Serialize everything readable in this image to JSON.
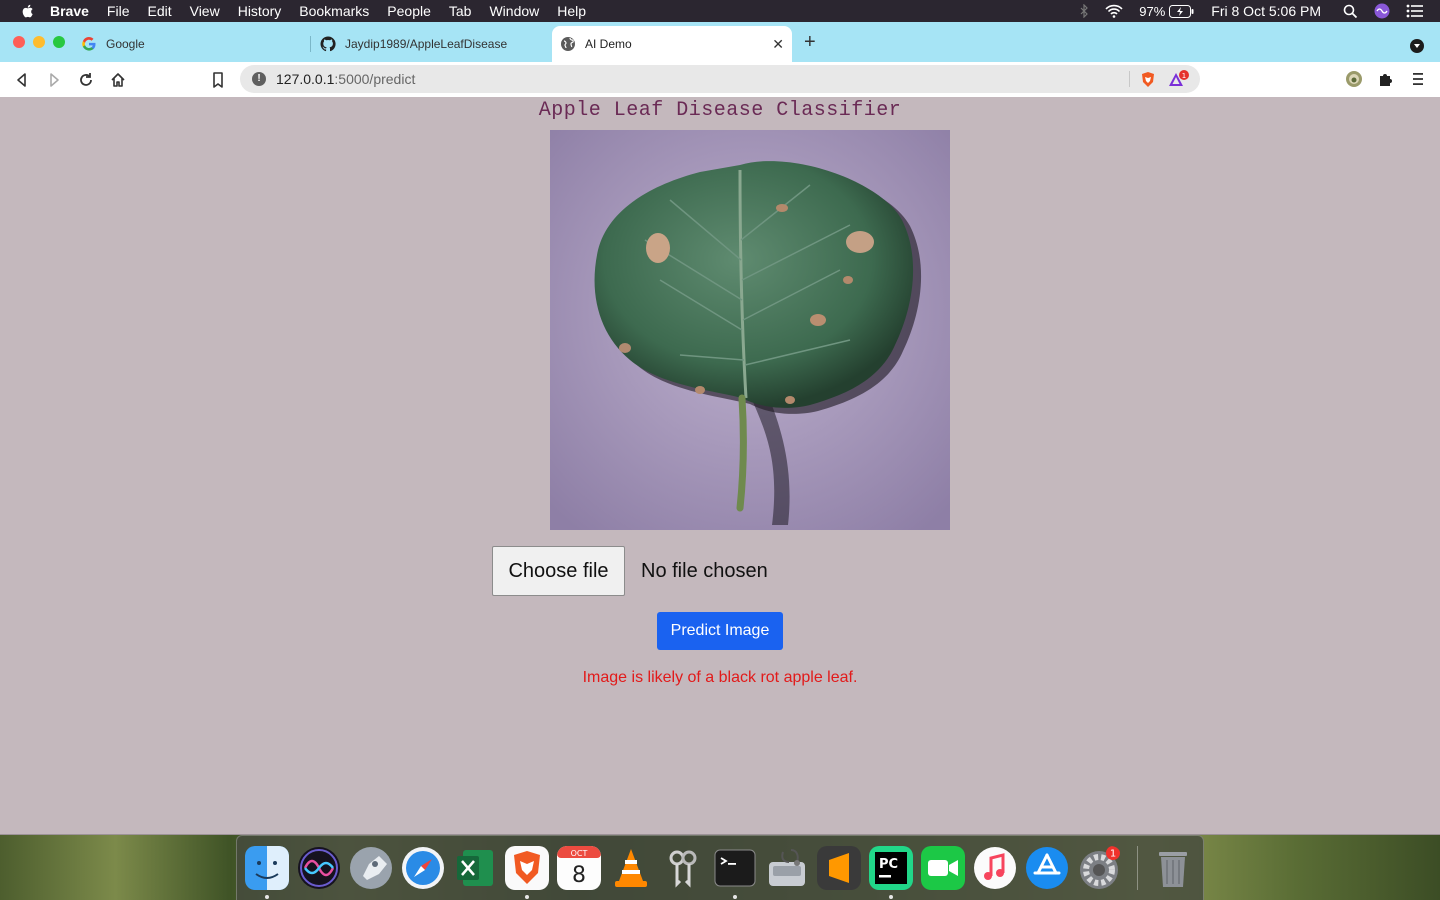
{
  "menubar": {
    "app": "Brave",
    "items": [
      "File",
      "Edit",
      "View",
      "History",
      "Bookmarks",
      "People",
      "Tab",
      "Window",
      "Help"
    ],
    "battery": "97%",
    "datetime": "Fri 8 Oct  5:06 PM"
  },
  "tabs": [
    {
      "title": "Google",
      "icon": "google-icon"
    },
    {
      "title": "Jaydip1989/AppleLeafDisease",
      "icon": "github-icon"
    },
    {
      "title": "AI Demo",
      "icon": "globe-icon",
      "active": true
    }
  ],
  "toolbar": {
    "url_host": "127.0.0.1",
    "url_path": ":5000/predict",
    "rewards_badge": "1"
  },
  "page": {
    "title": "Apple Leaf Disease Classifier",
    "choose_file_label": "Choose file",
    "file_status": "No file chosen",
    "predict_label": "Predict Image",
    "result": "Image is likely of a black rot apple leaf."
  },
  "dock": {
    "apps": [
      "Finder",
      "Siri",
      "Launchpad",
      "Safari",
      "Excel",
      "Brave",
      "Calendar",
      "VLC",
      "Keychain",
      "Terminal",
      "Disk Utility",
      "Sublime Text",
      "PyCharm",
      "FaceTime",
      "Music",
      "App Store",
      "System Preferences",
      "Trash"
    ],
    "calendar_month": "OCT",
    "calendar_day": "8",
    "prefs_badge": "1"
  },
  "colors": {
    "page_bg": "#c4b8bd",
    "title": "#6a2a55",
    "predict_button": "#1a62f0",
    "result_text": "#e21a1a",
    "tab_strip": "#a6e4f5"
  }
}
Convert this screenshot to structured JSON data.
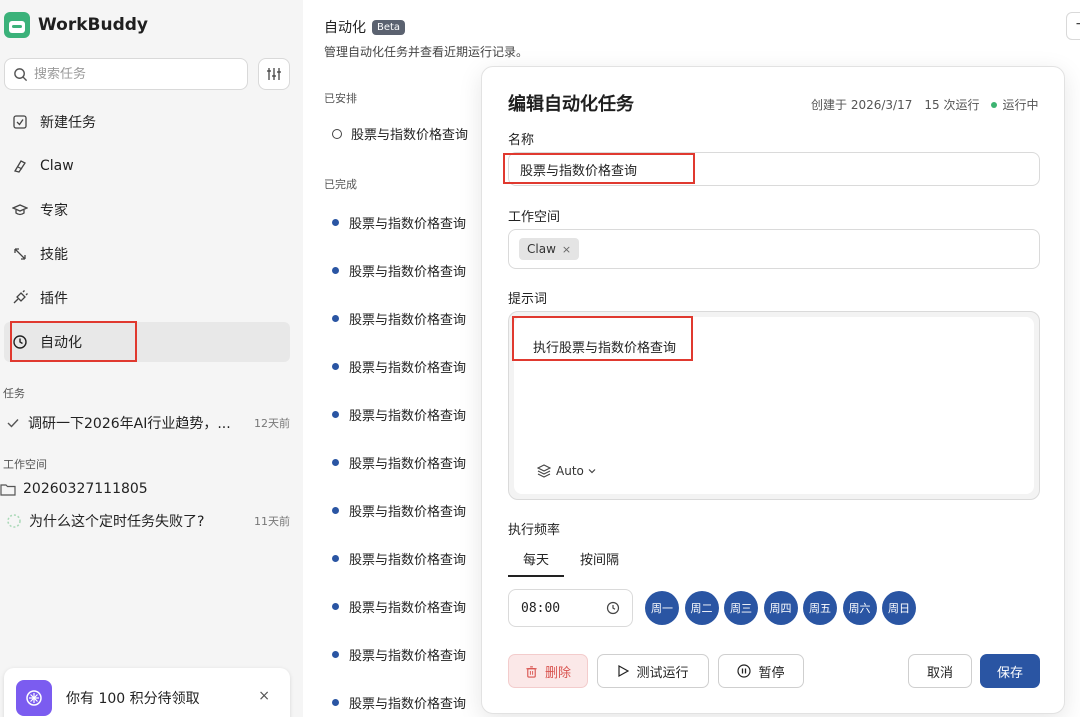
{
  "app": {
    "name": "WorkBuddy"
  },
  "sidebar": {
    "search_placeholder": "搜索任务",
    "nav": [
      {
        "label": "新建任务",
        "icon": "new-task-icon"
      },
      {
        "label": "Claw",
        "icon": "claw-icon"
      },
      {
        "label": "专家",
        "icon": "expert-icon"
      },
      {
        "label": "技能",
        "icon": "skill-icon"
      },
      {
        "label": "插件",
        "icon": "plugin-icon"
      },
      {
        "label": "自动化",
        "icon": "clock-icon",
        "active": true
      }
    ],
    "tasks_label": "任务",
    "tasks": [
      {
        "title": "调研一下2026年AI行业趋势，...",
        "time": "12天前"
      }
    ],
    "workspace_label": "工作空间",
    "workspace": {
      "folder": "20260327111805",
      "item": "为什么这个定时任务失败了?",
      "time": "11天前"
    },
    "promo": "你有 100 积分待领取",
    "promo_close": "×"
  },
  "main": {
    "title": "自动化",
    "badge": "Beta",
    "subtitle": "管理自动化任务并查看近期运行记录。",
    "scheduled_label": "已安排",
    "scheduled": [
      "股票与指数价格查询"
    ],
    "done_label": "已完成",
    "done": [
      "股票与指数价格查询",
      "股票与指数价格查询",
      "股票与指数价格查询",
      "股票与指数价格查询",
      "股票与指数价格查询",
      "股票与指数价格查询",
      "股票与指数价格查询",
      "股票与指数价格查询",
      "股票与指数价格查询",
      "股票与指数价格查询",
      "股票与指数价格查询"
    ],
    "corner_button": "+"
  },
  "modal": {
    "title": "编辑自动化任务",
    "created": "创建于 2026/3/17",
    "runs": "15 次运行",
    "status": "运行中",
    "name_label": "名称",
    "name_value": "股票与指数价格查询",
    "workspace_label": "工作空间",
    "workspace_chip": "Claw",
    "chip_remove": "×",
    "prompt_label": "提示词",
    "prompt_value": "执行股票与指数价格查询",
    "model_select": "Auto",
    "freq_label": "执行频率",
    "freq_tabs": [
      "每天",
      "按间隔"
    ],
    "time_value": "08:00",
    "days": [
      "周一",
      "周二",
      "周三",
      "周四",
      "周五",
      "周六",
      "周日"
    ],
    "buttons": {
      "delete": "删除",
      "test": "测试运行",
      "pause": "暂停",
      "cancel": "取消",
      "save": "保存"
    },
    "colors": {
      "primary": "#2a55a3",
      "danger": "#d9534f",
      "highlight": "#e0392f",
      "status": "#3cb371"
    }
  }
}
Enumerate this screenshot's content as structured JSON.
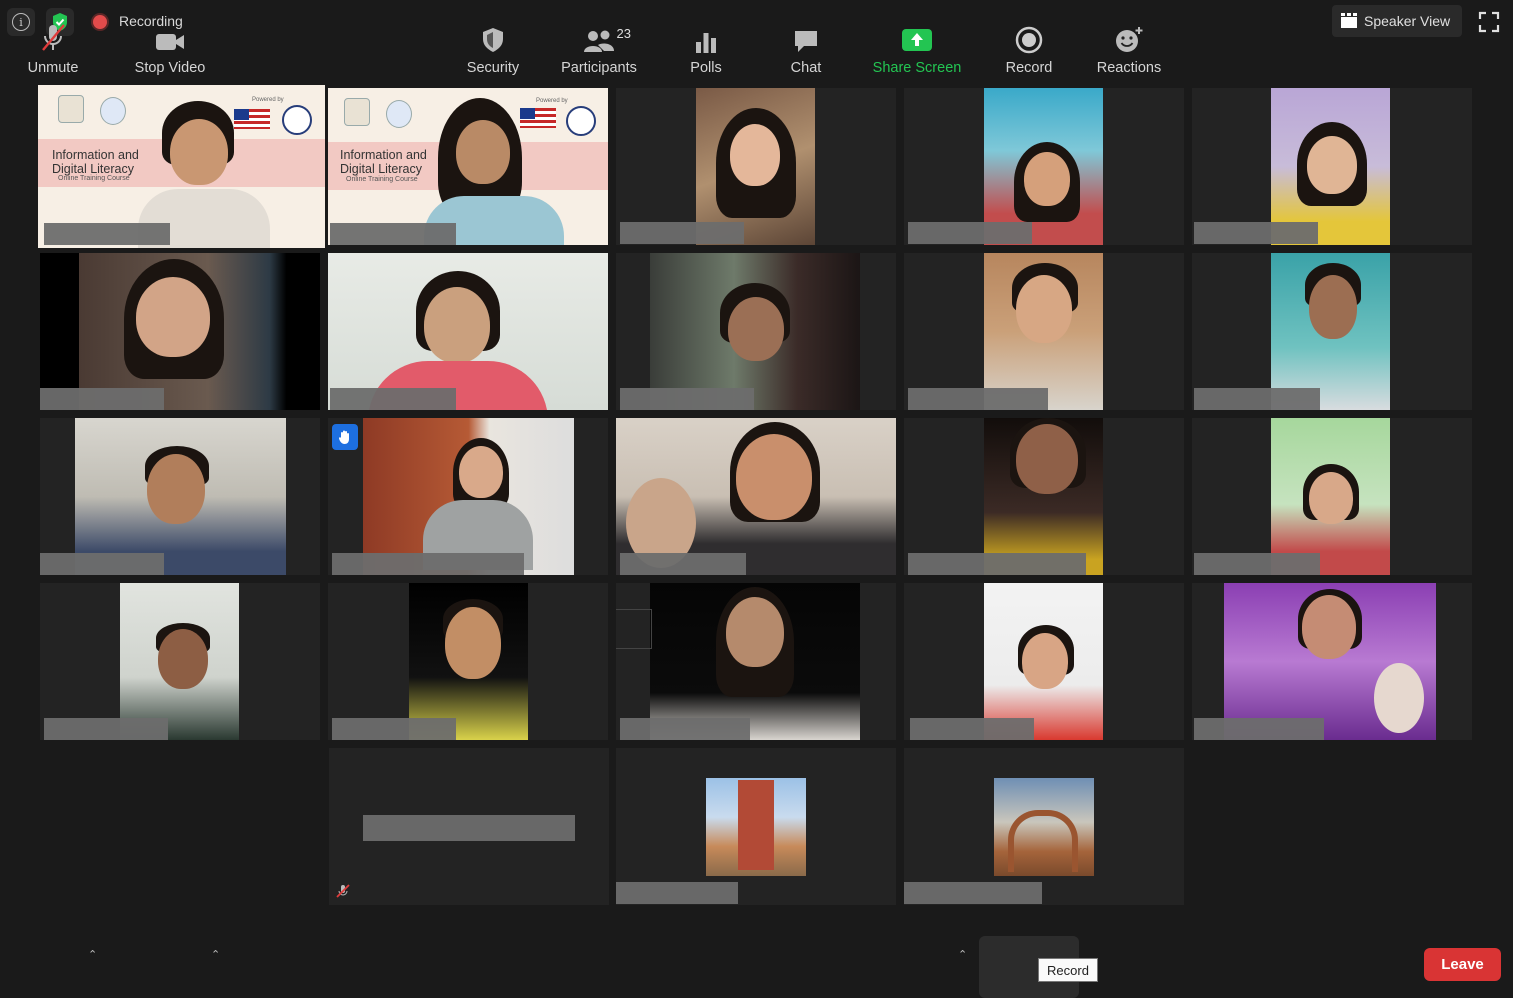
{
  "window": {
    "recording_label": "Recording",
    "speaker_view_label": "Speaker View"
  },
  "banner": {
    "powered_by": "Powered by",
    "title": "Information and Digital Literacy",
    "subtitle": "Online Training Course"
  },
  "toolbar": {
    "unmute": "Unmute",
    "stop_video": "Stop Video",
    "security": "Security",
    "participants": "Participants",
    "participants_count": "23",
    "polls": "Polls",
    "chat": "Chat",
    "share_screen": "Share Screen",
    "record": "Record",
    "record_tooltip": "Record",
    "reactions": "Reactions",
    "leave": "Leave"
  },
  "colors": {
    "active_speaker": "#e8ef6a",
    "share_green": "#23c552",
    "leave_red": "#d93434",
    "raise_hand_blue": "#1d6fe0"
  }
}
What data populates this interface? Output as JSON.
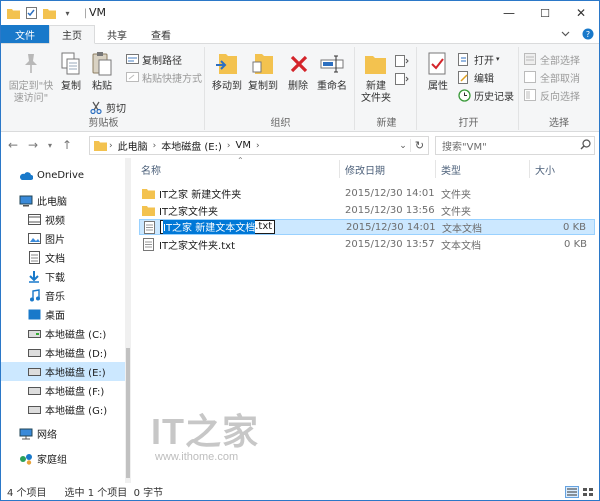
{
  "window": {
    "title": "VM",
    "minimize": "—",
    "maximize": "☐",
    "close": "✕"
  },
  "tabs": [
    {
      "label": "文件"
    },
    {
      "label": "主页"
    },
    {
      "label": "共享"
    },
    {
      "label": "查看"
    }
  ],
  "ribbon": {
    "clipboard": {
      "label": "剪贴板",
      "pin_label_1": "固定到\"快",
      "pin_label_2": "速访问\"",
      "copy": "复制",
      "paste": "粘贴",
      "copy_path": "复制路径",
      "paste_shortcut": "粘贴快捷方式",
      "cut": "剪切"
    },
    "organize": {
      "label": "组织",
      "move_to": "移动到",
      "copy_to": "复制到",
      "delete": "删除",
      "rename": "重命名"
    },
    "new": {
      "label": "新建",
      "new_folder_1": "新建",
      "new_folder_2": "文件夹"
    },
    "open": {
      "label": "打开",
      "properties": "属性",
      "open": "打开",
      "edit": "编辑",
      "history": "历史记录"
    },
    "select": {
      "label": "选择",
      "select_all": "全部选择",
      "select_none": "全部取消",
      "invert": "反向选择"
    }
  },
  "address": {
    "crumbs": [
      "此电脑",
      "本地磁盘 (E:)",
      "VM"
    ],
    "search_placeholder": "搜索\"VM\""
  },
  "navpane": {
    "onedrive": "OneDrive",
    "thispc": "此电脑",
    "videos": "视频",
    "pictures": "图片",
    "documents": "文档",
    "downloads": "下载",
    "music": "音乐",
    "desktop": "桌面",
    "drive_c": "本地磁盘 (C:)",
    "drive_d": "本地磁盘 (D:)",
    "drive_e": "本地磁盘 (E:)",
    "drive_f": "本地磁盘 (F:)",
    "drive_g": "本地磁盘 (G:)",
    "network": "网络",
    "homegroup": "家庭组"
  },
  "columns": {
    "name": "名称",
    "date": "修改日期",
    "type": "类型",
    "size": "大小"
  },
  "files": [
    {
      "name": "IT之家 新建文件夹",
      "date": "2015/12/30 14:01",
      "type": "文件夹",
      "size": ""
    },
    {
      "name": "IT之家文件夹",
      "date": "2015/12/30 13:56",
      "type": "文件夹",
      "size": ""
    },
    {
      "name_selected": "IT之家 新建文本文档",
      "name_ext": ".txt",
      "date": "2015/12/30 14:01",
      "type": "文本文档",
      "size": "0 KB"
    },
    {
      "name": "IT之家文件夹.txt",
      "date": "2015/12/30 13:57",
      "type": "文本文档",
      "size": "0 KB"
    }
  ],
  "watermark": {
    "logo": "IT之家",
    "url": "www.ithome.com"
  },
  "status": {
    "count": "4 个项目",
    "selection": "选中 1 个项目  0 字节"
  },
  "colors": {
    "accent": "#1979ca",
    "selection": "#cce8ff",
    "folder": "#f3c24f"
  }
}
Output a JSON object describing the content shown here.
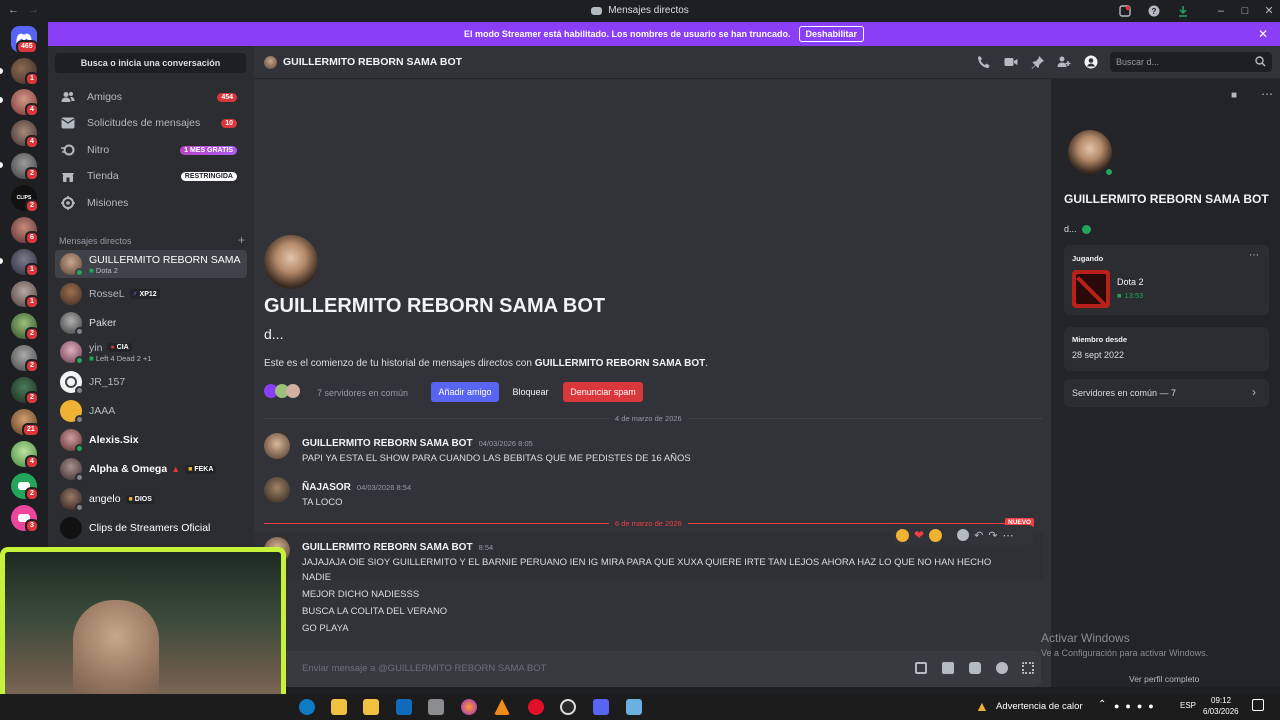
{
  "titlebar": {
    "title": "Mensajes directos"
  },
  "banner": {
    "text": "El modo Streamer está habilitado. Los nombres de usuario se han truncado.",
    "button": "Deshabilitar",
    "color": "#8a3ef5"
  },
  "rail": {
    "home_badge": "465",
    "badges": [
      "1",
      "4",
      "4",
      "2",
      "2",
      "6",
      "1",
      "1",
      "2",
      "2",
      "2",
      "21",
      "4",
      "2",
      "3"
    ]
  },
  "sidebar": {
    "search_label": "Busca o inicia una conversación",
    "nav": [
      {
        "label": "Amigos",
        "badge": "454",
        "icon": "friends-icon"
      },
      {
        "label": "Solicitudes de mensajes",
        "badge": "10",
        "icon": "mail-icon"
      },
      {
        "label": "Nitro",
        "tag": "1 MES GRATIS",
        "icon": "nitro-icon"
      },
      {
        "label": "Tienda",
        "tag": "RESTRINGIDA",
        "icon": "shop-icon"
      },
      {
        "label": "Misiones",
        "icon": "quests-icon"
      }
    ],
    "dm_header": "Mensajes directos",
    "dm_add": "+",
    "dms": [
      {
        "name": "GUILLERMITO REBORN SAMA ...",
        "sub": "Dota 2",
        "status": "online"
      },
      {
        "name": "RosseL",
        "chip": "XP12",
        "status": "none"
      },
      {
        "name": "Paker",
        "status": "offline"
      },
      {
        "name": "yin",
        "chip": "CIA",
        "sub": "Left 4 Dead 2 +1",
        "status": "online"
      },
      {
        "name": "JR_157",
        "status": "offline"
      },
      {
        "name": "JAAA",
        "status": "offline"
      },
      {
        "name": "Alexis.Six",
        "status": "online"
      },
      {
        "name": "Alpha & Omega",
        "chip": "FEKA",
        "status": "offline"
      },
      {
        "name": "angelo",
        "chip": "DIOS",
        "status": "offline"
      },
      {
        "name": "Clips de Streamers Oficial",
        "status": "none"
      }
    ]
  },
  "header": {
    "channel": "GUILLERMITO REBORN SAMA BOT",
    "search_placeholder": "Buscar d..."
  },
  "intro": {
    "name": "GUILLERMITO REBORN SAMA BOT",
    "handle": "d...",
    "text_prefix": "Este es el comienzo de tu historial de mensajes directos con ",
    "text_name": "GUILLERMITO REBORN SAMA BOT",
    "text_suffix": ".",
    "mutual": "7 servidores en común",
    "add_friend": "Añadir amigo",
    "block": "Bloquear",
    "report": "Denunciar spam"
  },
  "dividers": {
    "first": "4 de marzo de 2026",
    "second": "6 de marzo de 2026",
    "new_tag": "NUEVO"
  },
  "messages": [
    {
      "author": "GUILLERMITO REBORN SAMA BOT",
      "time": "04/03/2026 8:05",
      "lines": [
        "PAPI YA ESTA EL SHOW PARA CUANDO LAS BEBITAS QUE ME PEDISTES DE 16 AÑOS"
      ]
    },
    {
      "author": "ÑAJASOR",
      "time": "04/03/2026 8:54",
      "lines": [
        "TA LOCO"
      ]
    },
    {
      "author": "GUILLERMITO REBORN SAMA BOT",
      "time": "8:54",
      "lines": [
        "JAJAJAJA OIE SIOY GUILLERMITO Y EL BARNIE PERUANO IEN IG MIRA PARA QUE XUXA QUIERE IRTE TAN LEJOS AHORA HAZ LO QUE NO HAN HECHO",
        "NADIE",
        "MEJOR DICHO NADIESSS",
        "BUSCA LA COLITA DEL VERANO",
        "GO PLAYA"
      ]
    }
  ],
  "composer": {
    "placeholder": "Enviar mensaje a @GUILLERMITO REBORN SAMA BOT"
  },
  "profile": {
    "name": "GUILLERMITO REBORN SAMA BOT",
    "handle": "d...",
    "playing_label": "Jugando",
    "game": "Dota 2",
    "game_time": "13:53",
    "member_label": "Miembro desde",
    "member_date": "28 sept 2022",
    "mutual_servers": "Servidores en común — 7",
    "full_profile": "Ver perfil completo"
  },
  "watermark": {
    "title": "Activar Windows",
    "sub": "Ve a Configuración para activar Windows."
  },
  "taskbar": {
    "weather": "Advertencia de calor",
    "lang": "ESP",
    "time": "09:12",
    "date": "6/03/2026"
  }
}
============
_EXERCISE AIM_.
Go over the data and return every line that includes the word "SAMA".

_TASK SOLUTION_.
        "name": "GUILLERMITO REBORN SAMA ...",
    "channel": "GUILLERMITO REBORN SAMA BOT",
    "name": "GUILLERMITO REBORN SAMA BOT",
    "text_name": "GUILLERMITO REBORN SAMA BOT",
      "author": "GUILLERMITO REBORN SAMA BOT",
      "author": "GUILLERMITO REBORN SAMA BOT",
    "placeholder": "Enviar mensaje a @GUILLERMITO REBORN SAMA BOT"
    "name": "GUILLERMITO REBORN SAMA BOT",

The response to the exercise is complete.